Nutritional information is calculated automatically based on ingredients listed. Please consult your doctor if you need precise nutrition information.
Más recetas con carne molida
Ground beef is an economical meat, easy and quick to prepare, and very versatile in its use. You can find ground beef in quipes, albondigón, guanimos salados, piononos, as filling for empanadas and pastelones -of which our favorites are pastelón de plátano maduro and pastelón de yuca. You can also use it in lasagna, eggplant lasagna, cannelloni, and Dominican meatballs.
¿Qué es rendir?
This shouldn't surprise anyone, but the food we eat today, our comfort food, the food we love most, is most probably the kind of food that a poor peasant created at some point to feed her family. From the French bouillabaisse, made by poor fishermen's wives with the fish they kept after a day's sale, to the Brazilian feijoada, a black bean stew with the bits of pork the slavemasters deemed too disgusting to eat, and were passed down to the enslaved. Today these dishes are iconic, served with pomp and ceremony at fancy restaurants the world over.

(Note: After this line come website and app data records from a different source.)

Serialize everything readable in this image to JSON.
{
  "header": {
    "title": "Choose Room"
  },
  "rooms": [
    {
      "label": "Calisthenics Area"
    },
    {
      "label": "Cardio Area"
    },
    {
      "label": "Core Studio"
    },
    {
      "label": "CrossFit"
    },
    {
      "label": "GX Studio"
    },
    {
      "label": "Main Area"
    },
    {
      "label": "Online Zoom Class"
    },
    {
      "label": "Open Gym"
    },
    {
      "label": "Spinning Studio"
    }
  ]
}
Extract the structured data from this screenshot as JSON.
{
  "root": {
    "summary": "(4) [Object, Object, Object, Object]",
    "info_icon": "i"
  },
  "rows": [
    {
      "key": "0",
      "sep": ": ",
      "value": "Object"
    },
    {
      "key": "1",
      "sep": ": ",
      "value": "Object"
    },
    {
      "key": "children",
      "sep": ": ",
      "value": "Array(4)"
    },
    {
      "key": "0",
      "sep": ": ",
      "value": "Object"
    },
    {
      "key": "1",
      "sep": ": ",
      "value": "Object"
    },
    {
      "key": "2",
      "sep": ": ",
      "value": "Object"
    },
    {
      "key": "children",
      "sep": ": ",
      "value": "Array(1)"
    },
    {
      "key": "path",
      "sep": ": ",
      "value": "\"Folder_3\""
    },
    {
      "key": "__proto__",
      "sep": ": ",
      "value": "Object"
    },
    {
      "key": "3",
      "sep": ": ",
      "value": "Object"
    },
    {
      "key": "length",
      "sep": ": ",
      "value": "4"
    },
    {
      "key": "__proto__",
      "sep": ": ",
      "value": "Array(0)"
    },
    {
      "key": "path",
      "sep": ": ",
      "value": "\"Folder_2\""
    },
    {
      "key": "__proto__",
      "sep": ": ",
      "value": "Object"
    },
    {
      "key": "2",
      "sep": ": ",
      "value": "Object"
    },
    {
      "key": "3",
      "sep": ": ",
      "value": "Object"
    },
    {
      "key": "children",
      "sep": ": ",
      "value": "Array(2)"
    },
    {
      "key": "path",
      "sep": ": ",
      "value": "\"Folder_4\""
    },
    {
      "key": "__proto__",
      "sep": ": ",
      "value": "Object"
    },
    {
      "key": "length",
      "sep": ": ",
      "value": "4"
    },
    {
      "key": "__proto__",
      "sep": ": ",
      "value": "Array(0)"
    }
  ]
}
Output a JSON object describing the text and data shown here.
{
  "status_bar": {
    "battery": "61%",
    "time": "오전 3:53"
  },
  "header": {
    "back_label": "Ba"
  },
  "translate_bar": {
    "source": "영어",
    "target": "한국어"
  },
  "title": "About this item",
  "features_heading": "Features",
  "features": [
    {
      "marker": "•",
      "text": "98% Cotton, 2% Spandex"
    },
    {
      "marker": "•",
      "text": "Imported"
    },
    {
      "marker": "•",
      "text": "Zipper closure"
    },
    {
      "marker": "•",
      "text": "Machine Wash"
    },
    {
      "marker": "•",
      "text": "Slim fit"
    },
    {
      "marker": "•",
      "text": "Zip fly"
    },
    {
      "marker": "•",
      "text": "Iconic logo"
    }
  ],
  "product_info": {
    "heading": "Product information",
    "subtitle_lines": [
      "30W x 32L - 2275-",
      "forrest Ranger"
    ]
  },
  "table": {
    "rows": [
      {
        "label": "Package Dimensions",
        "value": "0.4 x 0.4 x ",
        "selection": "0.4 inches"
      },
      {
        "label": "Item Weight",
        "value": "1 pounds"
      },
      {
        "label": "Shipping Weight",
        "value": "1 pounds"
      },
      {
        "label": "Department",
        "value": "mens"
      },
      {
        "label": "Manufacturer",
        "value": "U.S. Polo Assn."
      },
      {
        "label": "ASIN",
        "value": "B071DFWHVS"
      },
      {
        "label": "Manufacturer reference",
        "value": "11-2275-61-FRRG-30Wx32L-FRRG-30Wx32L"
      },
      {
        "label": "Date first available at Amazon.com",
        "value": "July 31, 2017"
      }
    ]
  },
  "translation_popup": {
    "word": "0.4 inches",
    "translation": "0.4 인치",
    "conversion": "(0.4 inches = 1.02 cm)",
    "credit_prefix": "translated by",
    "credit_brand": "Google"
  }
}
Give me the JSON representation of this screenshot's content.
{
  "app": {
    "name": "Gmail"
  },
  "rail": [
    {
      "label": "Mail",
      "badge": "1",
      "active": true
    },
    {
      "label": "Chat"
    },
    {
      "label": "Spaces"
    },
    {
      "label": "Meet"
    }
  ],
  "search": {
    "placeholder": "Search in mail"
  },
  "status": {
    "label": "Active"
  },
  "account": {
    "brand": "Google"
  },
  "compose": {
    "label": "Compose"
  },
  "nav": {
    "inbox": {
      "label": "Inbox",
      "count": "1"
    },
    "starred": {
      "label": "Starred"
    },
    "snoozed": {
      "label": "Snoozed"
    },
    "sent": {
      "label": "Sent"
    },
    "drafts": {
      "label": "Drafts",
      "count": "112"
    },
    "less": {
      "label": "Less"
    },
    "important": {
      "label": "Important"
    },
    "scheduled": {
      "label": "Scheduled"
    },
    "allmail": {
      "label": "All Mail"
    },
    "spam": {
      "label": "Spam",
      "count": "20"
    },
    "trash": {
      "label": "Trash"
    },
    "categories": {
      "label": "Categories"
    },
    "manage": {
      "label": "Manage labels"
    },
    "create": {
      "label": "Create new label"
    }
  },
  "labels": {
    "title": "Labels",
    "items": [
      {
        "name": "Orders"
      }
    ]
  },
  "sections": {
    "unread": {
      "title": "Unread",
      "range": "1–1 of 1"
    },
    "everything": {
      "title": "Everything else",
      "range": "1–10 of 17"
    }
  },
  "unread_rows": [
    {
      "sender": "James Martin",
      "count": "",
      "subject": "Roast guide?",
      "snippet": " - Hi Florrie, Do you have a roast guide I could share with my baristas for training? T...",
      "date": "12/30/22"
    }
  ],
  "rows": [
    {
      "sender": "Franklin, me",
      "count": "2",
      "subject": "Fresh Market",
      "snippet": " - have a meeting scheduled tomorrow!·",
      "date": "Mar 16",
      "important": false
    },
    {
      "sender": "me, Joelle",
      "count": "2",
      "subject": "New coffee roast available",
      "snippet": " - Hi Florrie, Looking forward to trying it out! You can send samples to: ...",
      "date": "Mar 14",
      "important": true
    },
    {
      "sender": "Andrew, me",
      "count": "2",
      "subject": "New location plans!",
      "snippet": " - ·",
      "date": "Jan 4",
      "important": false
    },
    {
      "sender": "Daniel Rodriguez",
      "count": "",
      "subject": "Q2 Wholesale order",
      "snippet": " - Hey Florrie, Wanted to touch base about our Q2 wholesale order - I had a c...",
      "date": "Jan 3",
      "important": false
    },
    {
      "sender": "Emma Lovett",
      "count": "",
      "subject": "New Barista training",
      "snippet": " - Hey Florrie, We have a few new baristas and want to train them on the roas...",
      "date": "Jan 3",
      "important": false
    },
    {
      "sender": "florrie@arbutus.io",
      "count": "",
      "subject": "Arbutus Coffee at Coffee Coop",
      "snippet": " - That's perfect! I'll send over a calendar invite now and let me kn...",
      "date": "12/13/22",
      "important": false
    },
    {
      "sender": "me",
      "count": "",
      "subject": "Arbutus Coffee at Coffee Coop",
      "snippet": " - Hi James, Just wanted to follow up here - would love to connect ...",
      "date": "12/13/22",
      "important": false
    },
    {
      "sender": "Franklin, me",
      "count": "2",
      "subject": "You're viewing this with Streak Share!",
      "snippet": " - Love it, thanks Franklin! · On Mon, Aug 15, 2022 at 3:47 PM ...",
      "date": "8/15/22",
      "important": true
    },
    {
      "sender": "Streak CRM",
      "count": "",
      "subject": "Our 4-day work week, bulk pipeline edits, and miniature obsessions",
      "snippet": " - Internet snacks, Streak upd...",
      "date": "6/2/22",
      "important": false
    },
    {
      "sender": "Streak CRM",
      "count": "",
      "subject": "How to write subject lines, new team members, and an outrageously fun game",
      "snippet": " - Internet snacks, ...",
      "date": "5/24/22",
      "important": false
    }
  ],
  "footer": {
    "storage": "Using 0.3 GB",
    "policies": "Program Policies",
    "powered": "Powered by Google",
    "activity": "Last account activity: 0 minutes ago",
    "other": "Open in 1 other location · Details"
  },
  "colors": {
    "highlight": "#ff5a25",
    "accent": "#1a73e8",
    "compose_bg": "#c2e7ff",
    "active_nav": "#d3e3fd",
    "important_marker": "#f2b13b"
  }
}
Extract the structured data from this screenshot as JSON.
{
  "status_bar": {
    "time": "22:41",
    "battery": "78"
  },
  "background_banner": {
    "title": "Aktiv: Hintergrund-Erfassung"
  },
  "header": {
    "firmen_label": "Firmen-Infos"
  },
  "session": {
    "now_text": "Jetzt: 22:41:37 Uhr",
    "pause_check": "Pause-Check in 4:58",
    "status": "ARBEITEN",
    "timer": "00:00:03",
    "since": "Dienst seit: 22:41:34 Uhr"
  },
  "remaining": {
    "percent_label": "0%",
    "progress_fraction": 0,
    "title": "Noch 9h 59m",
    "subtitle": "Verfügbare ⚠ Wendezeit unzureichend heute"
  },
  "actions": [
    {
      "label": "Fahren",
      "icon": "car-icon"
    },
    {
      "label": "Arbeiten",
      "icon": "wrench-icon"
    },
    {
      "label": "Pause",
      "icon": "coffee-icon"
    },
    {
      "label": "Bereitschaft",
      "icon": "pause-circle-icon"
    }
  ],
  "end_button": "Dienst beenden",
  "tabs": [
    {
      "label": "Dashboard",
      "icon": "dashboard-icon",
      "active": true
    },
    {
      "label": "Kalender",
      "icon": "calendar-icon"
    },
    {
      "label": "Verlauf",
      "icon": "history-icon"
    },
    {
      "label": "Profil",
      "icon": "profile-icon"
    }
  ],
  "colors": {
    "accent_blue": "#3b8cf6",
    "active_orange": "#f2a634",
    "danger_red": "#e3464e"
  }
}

Many a great Dominican dish -- if not most -- has been born out of scarcity and poverty. The art of "rendir", to bulk out, to stretch meals, has been ingrained in our way of cooking. Adding vegetables to meat dishes is a greatly cherished tradition in our country, even after we get past the need to stretch our budget to feed an enormous family. It became a tradition, and ironically, it's probably the best thing we could do for our health.